### Records for the task

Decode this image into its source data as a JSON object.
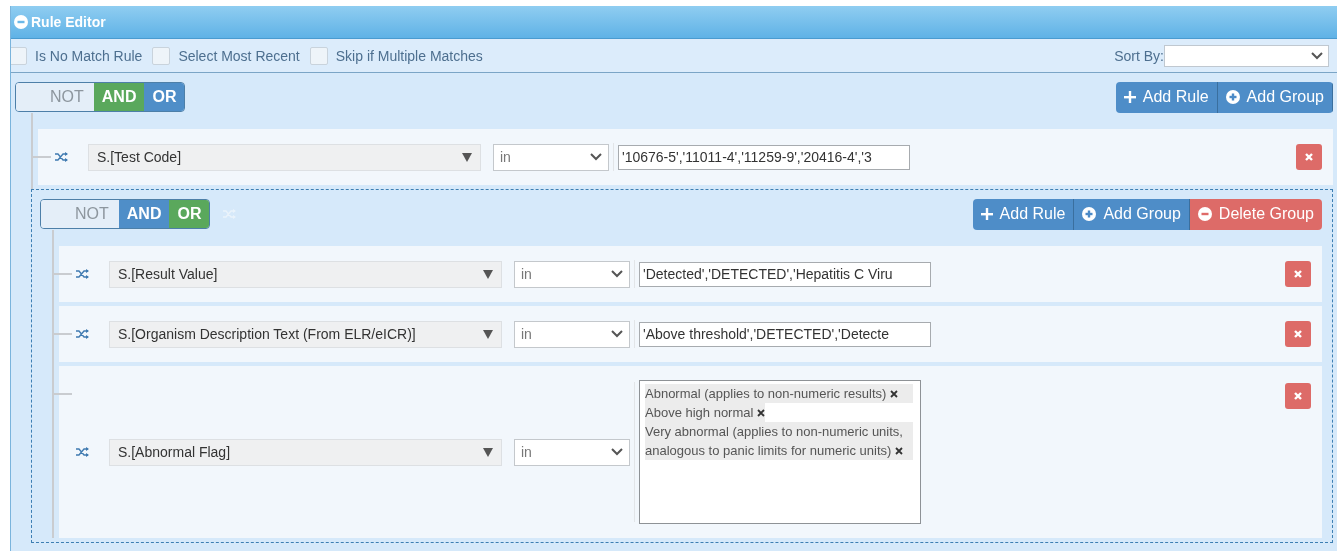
{
  "window": {
    "title": "Rule Editor"
  },
  "options": [
    {
      "label": "Is No Match Rule",
      "checked": false
    },
    {
      "label": "Select Most Recent",
      "checked": false
    },
    {
      "label": "Skip if Multiple Matches",
      "checked": false
    }
  ],
  "sort_by": {
    "label": "Sort By:"
  },
  "root": {
    "conditions": [
      {
        "label": "NOT",
        "selected": false
      },
      {
        "label": "AND",
        "selected": true
      },
      {
        "label": "OR",
        "selected": false
      }
    ],
    "buttons": [
      {
        "label": "Add Rule",
        "kind": "add-rule"
      },
      {
        "label": "Add Group",
        "kind": "add-group"
      }
    ],
    "children": [
      {
        "kind": "rule",
        "field": "S.[Test Code]",
        "operator": "in",
        "value": "'10676-5','11011-4','11259-9','20416-4','3"
      },
      {
        "kind": "group",
        "conditions": [
          {
            "label": "NOT",
            "selected": false
          },
          {
            "label": "AND",
            "selected": false
          },
          {
            "label": "OR",
            "selected": true
          }
        ],
        "buttons": [
          {
            "label": "Add Rule",
            "kind": "add-rule"
          },
          {
            "label": "Add Group",
            "kind": "add-group"
          },
          {
            "label": "Delete Group",
            "kind": "delete-group"
          }
        ],
        "children": [
          {
            "kind": "rule",
            "field": "S.[Result Value]",
            "operator": "in",
            "value": "'Detected','DETECTED','Hepatitis C Viru"
          },
          {
            "kind": "rule",
            "field": "S.[Organism Description Text (From ELR/eICR)]",
            "operator": "in",
            "value": "'Above threshold','DETECTED','Detecte"
          },
          {
            "kind": "rule",
            "field": "S.[Abnormal Flag]",
            "operator": "in",
            "tags": [
              "Abnormal (applies to non-numeric results)",
              "Above high normal",
              "Very abnormal (applies to non-numeric units, analogous to panic limits for numeric units)"
            ]
          }
        ]
      }
    ]
  }
}
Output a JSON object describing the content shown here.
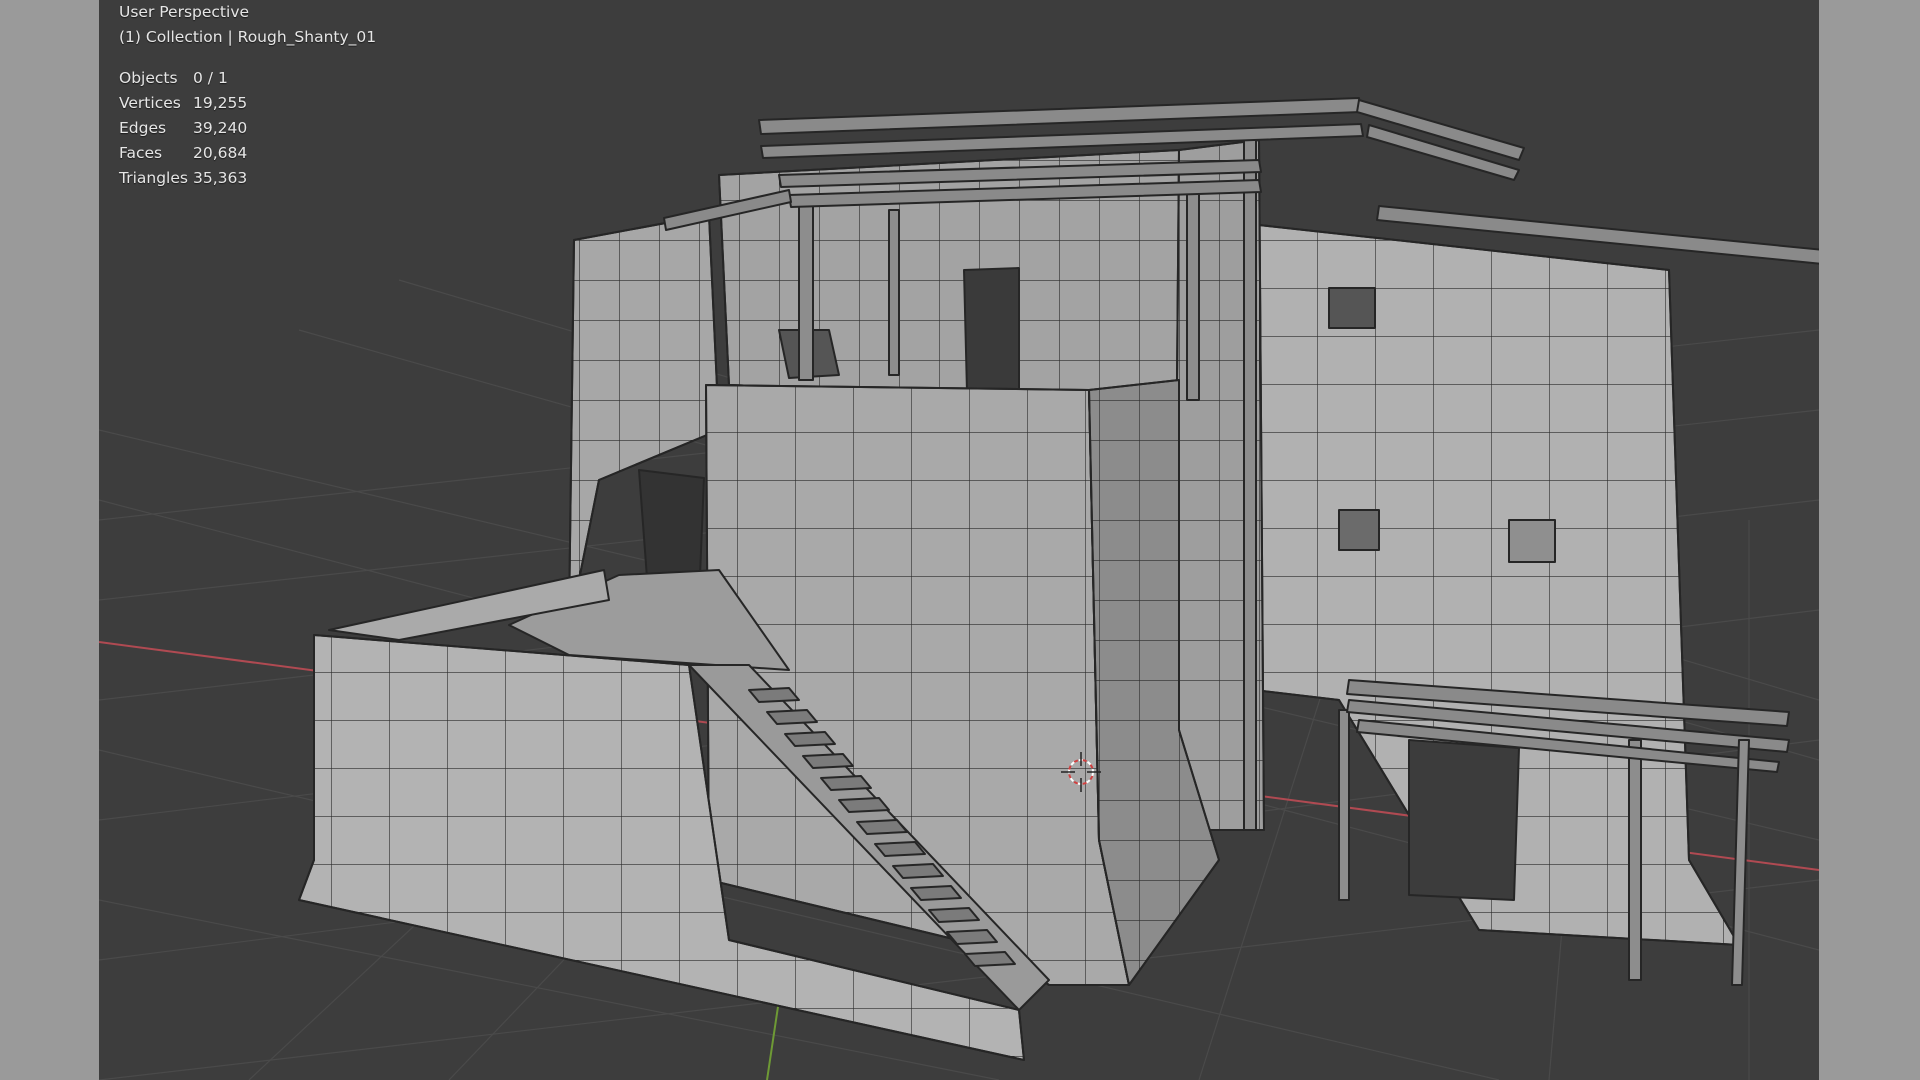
{
  "viewport": {
    "view_label": "User Perspective",
    "collection_label": "(1) Collection | Rough_Shanty_01"
  },
  "stats": [
    {
      "label": "Objects",
      "value": "0 / 1"
    },
    {
      "label": "Vertices",
      "value": "19,255"
    },
    {
      "label": "Edges",
      "value": "39,240"
    },
    {
      "label": "Faces",
      "value": "20,684"
    },
    {
      "label": "Triangles",
      "value": "35,363"
    }
  ],
  "colors": {
    "viewport_bg": "#3d3d3d",
    "grid": "#4a4a4a",
    "x_axis": "#b04a52",
    "y_axis": "#6e9a35",
    "mesh_fill": "#a7a7a7",
    "wire": "#262626"
  },
  "icons": {
    "cursor": "3d-cursor-icon"
  }
}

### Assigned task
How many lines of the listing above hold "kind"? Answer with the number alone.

### Result for this task
10